What are some trippy thought experiments?

Answer by Jim Stone:

You enter a library, . . .

. . . take a book off the shelf, and notice that it’s filled with seemingly random strings of characters.

You take another book off the shelf. Same thing.

You examine a few more books and notice that all the books are quite similar.

Each book has exactly 500 pages. Each page has exactly 40 lines. And each line has exactly 50 character slots.

You examine a few more books and estimate that there are roughly 100 potential characters (including a blank spaces) that can go into each character slot.

Hmmm. Interesting.

Then you notice a sign that says “START HERE.” You go there, pick the first book off the shelf, and see that every page is blank.

You pick up the next book. It has a single letter ‘A’ in the first character slot, and all the other pages are blank.

You pick up the third book. It has a single letter ‘B’ in the first character slot. And, again, all the other pages are blank.

Then you look out across the library, and the shelves go on and on as far as the eye can see.

Your best guess is that each book in this library is a unique combination of characters, and that, collectively, the books in the library cover all the combinations that can be formed in books of this nature.

You do some quick math and calculate that there must be 100^(500*40*50) books — or 100^1,000,000 (one-hundred to the millionth power) books.

A vast number indeed.

Then you begin to wonder what books might be out there.

There must be:

  • A copy of “Hamlet,” — TAKE THAT, infinite monkeys!
  • A copy of “Hamlet” with one typo.
  • A copy of “Hamlet” with a different typo.
  • A copy of “Hamlet” with two typos.
  • A book containing all the best Quora answers that can fit in 500 pages — including some Oliver Emberton answers that haven’t been written yet.
  • An accurate 500-page biography of your life (from your birth until your death).
  • An extremely elegant proof of the Riemann Hypothesis (or is it a counterexample?)
  • A book containing a cure for cancer.

Wow! Just wow!

This is exciting.

Those books are out there somewhere. You just know it.

You have a cure for cancer almost at your fingertips!

Then the reality of the situation hits you, and you realize that the odds of finding any book you might want to find are very, very, . . . in fact vanishingly, . . . slim..

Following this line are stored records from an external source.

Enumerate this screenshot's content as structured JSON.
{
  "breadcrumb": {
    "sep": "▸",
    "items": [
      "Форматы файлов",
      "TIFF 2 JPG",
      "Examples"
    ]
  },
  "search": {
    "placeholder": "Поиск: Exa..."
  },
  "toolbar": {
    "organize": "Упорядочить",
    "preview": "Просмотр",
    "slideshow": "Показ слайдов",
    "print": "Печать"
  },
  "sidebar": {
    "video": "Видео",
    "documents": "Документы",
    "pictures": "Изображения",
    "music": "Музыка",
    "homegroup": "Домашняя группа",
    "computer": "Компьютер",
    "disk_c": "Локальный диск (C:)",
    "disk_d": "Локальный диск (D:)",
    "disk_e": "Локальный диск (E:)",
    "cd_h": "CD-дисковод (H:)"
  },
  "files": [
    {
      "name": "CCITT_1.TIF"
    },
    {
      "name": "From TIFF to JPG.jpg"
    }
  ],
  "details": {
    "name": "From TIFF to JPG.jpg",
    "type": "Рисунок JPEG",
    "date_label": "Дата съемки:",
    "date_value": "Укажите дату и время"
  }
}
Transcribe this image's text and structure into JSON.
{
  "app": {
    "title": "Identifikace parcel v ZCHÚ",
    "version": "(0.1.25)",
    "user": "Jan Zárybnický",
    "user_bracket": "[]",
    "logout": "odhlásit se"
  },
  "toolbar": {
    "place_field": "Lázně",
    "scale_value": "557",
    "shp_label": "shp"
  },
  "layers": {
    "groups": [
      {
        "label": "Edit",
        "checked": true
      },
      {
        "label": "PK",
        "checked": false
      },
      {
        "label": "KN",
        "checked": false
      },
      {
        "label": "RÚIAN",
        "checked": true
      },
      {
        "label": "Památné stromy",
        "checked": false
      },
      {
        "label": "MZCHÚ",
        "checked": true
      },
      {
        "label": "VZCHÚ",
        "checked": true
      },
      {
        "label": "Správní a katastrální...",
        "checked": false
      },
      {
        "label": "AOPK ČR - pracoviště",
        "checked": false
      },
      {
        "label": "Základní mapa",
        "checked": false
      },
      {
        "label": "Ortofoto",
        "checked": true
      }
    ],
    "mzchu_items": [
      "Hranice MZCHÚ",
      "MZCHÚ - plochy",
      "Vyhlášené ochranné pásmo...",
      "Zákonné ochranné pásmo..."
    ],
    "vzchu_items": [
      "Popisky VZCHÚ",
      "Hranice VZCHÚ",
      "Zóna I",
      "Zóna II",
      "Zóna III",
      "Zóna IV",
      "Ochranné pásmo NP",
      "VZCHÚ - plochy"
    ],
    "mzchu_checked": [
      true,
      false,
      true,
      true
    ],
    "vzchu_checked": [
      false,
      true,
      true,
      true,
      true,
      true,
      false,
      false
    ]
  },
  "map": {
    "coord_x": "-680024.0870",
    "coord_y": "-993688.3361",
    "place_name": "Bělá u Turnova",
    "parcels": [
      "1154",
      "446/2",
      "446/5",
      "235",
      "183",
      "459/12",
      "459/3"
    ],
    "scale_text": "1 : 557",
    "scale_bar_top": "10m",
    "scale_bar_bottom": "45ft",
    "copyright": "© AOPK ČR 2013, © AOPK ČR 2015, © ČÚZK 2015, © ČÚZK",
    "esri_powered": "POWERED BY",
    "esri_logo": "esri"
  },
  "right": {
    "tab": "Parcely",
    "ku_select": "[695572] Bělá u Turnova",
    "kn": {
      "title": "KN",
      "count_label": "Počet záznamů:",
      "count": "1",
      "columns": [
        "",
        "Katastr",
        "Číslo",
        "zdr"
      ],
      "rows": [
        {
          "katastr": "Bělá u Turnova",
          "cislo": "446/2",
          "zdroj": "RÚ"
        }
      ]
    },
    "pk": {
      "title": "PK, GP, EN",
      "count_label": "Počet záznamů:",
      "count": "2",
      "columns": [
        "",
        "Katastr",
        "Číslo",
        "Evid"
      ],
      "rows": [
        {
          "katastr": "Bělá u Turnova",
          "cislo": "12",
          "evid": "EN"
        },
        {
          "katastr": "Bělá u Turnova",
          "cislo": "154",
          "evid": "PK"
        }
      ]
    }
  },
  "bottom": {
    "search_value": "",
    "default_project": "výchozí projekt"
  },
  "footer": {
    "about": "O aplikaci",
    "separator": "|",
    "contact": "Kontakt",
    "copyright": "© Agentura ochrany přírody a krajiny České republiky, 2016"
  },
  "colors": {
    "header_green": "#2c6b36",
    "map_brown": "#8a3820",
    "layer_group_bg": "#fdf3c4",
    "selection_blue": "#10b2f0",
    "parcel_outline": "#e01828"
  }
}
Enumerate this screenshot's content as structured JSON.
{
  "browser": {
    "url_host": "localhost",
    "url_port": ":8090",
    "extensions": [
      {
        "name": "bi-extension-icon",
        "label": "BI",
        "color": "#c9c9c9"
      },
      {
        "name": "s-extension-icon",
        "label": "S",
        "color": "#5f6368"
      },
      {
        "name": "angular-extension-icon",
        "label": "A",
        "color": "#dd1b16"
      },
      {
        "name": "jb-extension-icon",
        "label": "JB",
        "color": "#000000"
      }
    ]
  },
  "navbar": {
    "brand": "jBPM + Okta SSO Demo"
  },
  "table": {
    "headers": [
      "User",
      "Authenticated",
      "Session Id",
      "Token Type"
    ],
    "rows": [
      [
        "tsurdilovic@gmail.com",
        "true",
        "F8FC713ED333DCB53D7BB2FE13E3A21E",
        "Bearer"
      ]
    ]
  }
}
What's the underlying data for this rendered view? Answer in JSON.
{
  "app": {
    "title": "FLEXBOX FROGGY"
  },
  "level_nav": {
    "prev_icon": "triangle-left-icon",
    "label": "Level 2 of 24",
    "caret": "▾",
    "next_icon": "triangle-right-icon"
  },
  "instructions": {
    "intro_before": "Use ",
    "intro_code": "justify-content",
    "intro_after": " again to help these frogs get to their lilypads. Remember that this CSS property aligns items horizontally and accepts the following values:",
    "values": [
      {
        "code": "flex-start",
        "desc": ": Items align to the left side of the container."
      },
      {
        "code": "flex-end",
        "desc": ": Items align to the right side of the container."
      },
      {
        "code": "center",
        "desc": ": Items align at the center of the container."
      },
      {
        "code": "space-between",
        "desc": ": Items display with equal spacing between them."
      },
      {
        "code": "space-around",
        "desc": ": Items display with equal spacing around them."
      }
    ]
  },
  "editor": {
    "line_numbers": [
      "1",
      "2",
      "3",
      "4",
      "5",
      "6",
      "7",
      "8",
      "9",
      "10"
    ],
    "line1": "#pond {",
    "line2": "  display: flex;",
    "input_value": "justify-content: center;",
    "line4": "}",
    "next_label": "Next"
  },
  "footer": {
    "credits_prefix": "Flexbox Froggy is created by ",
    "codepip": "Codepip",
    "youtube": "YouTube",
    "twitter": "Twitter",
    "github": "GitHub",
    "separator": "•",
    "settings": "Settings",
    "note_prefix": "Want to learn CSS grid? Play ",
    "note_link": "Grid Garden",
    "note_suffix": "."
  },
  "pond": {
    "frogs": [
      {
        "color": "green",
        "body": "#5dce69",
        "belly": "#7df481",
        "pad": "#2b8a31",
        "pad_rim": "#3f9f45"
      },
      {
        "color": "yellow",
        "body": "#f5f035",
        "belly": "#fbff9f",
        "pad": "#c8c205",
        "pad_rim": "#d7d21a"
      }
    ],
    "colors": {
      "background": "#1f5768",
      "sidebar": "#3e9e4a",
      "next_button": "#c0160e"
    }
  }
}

The numbers are just too big.

And there you sit with mixed emotions — torn between absolute wonder at what books must sit in this library, and abject depression because you’ll never find them.

———

This is basically Jorge Luis Borges’s “Library of Babel” thought experiment.

It never fails to blow my mind.

What are some trippy thought experiments?